Seoul, Jan 11 (EFE).- The United States and South Korea will hold a military tabletop exercise in February in response to nuclear threats from the North, the South Korean defense ministry said on Wednesday.
The ministry has sent a report to President Yoon Suk-yeol on the country’s defense planning this year.
Among the priorities is a tabletop exercise in the US in the second half of February, as agreed by the two countries during a defense ministerial meeting in November last year.
The tabletop drill involves discussions and debates on coordinated responses in case of a nuclear attack from North Korea.
South Korea and Washington have been conducting tabletop drills for over a decade.
But it is the first time discussions would involve a scenario of North Korea using nuclear weapons, an anonymous military official told Yonhap news agency.
The hypothetical scenario has occupied South Korean media for the past few days after President Yoon said his country was in talks with the US for joint nuclear exercises in response to North’s growing military threats.
“The nuclear weapons belong to the US, but information sharing, planning, and training must be jointly conducted by South Korea and the United States,” Yoon said in a media interview.
The defense plan for 2023 includes an 11-day spring exercise called “Freedom Shield” without a break.
Weekend breaks were allowed until now during the drill.
The allies also plan some 20 large-scale military exercises in the first half of 2023.
South Korea’s army also hopes to launch its first military surveillance and reconnaissance satellite this year.
The army is also eying a third and final test of its solid-fuel space rocket, which Seoul plans to use to improve and expand its reconnaissance satellite network.
Seoul aims to launch four reconnaissance satellites before 2025.
The military plan reflects growing tension on the peninsula after North Korea conducted a record number of weapon tests last year.

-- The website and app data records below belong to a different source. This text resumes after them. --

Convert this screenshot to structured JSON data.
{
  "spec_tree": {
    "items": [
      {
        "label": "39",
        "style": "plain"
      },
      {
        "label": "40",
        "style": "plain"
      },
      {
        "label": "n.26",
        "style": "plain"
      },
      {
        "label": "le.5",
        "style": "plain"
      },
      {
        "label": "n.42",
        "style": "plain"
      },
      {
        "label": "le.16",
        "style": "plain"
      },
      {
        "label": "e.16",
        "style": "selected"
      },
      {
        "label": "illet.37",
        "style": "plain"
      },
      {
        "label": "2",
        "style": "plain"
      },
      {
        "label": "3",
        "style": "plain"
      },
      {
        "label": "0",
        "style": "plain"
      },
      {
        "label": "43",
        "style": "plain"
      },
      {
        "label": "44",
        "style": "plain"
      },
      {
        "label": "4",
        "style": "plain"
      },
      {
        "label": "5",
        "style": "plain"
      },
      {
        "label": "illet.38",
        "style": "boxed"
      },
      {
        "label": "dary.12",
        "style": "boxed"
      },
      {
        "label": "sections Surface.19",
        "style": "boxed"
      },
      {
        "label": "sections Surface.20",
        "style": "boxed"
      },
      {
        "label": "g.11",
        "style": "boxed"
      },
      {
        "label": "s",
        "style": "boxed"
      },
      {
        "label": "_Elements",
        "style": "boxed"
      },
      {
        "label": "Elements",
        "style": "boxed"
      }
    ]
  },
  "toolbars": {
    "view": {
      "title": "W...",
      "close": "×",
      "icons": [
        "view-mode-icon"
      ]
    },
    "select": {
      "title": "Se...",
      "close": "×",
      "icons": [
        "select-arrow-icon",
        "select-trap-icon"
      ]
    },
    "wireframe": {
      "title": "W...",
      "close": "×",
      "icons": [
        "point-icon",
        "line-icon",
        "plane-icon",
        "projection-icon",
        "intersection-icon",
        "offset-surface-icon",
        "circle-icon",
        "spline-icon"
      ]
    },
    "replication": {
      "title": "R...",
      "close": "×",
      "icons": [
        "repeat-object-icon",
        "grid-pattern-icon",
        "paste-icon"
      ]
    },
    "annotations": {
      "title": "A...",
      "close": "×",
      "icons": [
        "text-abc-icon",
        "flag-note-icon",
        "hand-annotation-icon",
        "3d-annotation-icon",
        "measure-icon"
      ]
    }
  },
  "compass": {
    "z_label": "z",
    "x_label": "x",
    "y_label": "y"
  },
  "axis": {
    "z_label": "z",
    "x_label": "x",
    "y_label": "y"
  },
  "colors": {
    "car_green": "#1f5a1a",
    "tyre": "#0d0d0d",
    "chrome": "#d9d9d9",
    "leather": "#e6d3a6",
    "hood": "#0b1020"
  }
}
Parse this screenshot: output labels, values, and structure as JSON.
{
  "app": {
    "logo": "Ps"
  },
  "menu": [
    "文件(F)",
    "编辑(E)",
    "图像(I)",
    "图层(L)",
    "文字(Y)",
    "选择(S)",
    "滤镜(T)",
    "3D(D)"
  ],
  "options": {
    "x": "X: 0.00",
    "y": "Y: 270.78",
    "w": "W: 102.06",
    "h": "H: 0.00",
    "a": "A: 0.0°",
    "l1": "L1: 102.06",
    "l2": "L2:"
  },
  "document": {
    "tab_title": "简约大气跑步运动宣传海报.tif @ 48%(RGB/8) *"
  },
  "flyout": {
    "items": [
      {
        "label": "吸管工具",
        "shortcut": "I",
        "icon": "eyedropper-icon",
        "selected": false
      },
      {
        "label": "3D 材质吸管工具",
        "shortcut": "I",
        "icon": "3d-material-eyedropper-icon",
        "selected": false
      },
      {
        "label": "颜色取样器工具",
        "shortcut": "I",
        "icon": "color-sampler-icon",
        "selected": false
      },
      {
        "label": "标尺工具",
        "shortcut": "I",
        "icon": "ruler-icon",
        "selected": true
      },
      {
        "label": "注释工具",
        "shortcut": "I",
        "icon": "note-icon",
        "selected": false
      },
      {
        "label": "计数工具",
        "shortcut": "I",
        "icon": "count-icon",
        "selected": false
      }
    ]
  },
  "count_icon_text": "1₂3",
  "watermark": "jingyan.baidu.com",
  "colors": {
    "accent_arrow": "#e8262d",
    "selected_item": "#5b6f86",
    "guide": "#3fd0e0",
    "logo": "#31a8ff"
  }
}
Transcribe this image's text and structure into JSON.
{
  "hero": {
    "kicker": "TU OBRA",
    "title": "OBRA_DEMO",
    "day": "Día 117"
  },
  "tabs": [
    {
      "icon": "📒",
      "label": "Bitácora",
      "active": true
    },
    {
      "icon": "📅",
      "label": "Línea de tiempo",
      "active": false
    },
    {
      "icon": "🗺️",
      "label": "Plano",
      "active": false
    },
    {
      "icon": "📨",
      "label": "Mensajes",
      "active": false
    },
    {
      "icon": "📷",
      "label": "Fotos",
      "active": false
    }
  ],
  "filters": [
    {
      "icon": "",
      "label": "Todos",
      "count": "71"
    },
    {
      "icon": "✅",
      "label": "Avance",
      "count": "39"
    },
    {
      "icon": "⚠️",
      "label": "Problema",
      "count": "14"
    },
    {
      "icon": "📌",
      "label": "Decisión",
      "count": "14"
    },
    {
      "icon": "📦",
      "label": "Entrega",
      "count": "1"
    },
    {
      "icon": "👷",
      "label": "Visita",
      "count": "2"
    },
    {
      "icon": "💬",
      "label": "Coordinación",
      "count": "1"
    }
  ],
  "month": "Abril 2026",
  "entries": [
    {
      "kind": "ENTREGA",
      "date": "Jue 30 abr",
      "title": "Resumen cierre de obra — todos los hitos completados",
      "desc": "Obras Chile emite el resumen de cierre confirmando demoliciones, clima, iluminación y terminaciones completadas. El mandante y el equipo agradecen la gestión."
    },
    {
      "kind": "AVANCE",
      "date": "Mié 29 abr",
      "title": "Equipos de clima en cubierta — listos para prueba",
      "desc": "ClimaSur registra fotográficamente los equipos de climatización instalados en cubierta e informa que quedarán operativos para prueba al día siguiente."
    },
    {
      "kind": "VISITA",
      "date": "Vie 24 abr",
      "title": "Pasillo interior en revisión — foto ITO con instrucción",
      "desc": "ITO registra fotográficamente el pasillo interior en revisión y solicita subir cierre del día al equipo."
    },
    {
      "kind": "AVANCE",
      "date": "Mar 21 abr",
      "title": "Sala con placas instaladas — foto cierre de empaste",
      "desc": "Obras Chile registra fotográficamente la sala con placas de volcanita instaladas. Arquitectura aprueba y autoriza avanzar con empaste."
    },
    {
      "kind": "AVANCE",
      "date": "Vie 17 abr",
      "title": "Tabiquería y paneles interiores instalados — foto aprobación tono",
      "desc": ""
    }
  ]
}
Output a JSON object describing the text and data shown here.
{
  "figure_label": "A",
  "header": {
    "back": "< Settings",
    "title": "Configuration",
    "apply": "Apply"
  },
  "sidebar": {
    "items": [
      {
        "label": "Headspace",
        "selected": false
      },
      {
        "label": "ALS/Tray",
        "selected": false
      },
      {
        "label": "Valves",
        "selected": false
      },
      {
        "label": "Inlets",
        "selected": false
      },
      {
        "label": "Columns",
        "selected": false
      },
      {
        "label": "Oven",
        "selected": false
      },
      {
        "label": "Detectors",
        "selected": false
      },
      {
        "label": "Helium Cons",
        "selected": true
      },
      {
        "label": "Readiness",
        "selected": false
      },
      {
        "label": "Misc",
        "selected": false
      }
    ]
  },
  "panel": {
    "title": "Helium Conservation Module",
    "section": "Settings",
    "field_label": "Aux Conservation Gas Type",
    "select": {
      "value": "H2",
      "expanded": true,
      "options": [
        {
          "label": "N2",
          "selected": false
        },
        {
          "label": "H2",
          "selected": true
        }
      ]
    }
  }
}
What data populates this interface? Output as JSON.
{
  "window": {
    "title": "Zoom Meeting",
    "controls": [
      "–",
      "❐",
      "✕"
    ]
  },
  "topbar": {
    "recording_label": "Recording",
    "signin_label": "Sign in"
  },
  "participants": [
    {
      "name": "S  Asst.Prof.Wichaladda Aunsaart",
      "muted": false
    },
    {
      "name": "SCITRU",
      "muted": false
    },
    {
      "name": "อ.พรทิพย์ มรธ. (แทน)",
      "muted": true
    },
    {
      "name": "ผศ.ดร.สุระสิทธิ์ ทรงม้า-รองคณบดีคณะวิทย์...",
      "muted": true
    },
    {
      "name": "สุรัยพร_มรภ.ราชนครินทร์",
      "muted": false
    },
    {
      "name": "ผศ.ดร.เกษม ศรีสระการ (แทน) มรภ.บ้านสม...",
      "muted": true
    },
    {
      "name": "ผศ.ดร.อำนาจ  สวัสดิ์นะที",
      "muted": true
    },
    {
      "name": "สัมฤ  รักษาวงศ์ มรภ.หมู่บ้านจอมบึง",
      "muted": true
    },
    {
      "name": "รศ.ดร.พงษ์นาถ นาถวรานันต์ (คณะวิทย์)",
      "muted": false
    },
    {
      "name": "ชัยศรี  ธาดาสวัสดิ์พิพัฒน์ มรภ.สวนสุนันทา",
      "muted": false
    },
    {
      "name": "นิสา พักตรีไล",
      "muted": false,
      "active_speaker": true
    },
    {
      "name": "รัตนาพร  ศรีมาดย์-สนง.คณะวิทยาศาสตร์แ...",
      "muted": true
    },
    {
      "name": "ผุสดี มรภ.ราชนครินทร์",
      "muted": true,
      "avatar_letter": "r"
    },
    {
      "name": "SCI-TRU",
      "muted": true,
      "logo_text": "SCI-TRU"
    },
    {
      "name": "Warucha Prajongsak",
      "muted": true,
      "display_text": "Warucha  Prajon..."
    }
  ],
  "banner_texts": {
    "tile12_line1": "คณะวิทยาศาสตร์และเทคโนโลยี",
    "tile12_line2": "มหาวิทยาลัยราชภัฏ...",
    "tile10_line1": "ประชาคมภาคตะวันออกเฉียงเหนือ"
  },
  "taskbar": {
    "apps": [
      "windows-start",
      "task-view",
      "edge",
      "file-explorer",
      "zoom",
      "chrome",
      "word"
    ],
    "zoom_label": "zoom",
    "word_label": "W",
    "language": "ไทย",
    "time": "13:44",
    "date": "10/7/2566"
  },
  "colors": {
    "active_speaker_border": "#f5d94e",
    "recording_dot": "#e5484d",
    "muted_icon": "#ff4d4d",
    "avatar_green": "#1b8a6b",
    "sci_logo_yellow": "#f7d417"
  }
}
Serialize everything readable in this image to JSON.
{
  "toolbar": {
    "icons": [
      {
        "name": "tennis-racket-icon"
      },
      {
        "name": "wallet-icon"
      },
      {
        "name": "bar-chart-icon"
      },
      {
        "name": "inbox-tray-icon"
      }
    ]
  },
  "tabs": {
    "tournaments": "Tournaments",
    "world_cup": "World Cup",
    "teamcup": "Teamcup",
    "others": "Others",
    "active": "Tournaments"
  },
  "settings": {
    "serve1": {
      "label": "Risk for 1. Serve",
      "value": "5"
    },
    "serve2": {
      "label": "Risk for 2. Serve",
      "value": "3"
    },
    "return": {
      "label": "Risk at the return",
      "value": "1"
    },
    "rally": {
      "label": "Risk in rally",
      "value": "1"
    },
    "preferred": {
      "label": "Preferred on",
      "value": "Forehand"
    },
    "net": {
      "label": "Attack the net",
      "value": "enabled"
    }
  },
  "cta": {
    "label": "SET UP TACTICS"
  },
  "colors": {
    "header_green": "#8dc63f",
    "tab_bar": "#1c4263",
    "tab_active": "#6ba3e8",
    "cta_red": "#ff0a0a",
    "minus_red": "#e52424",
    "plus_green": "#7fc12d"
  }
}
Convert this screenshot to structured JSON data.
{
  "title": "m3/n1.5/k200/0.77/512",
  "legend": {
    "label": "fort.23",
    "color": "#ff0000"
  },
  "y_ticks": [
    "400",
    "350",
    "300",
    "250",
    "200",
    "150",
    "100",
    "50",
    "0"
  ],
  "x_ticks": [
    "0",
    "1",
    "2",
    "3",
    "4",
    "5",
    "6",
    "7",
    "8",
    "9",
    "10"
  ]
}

South Korea and the US resumed large-scale military exercises last year amid escalating unease in the region. EFE